** Exercise data follows **

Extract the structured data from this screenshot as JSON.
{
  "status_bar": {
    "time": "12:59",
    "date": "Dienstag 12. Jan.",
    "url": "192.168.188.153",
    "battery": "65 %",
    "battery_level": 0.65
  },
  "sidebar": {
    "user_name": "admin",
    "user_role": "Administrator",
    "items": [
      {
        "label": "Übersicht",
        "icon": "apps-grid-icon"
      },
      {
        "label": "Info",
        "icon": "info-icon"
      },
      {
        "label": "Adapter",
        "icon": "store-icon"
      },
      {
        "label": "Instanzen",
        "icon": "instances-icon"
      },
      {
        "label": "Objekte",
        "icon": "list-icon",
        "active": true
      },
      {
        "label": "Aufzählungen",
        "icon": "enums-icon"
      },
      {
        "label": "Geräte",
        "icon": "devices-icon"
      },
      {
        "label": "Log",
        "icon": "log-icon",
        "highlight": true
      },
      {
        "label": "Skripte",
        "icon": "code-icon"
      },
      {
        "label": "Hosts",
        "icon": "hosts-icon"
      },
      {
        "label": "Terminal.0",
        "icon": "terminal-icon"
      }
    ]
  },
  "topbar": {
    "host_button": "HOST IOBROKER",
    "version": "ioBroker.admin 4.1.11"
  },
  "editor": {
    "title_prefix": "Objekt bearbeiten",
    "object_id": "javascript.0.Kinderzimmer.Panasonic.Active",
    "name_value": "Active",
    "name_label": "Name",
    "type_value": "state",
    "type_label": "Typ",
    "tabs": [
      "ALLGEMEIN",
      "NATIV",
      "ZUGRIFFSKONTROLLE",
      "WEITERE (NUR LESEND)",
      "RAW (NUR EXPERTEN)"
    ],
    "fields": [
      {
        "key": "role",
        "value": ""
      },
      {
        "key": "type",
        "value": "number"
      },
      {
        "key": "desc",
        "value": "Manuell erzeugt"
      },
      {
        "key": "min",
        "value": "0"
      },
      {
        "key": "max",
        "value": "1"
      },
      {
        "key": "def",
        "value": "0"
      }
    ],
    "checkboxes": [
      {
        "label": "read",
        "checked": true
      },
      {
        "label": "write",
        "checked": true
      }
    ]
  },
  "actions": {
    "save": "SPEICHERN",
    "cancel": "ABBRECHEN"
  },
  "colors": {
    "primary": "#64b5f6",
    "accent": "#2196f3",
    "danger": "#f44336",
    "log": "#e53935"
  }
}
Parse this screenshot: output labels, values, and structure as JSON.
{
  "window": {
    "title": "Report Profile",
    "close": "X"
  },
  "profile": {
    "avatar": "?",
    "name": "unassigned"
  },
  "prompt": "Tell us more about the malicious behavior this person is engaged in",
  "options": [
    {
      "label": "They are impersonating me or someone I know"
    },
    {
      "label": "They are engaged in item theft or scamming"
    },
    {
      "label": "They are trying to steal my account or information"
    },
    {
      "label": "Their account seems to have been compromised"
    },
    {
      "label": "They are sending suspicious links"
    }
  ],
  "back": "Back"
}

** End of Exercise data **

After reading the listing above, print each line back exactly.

Extract the structured data from this screenshot as JSON.
{
  "status_bar": {
    "time": "12:59",
    "date": "Dienstag 12. Jan.",
    "url": "192.168.188.153",
    "battery": "65 %",
    "battery_level": 0.65
  },
  "sidebar": {
    "user_name": "admin",
    "user_role": "Administrator",
    "items": [
      {
        "label": "Übersicht",
        "icon": "apps-grid-icon"
      },
      {
        "label": "Info",
        "icon": "info-icon"
      },
      {
        "label": "Adapter",
        "icon": "store-icon"
      },
      {
        "label": "Instanzen",
        "icon": "instances-icon"
      },
      {
        "label": "Objekte",
        "icon": "list-icon",
        "active": true
      },
      {
        "label": "Aufzählungen",
        "icon": "enums-icon"
      },
      {
        "label": "Geräte",
        "icon": "devices-icon"
      },
      {
        "label": "Log",
        "icon": "log-icon",
        "highlight": true
      },
      {
        "label": "Skripte",
        "icon": "code-icon"
      },
      {
        "label": "Hosts",
        "icon": "hosts-icon"
      },
      {
        "label": "Terminal.0",
        "icon": "terminal-icon"
      }
    ]
  },
  "topbar": {
    "host_button": "HOST IOBROKER",
    "version": "ioBroker.admin 4.1.11"
  },
  "editor": {
    "title_prefix": "Objekt bearbeiten",
    "object_id": "javascript.0.Kinderzimmer.Panasonic.Active",
    "name_value": "Active",
    "name_label": "Name",
    "type_value": "state",
    "type_label": "Typ",
    "tabs": [
      "ALLGEMEIN",
      "NATIV",
      "ZUGRIFFSKONTROLLE",
      "WEITERE (NUR LESEND)",
      "RAW (NUR EXPERTEN)"
    ],
    "fields": [
      {
        "key": "role",
        "value": ""
      },
      {
        "key": "type",
        "value": "number"
      },
      {
        "key": "desc",
        "value": "Manuell erzeugt"
      },
      {
        "key": "min",
        "value": "0"
      },
      {
        "key": "max",
        "value": "1"
      },
      {
        "key": "def",
        "value": "0"
      }
    ],
    "checkboxes": [
      {
        "label": "read",
        "checked": true
      },
      {
        "label": "write",
        "checked": true
      }
    ]
  },
  "actions": {
    "save": "SPEICHERN",
    "cancel": "ABBRECHEN"
  },
  "colors": {
    "primary": "#64b5f6",
    "accent": "#2196f3",
    "danger": "#f44336",
    "log": "#e53935"
  }
}
Parse this screenshot: output labels, values, and structure as JSON.
{
  "window": {
    "title": "Report Profile",
    "close": "X"
  },
  "profile": {
    "avatar": "?",
    "name": "unassigned"
  },
  "prompt": "Tell us more about the malicious behavior this person is engaged in",
  "options": [
    {
      "label": "They are impersonating me or someone I know"
    },
    {
      "label": "They are engaged in item theft or scamming"
    },
    {
      "label": "They are trying to steal my account or information"
    },
    {
      "label": "Their account seems to have been compromised"
    },
    {
      "label": "They are sending suspicious links"
    }
  ],
  "back": "Back"
}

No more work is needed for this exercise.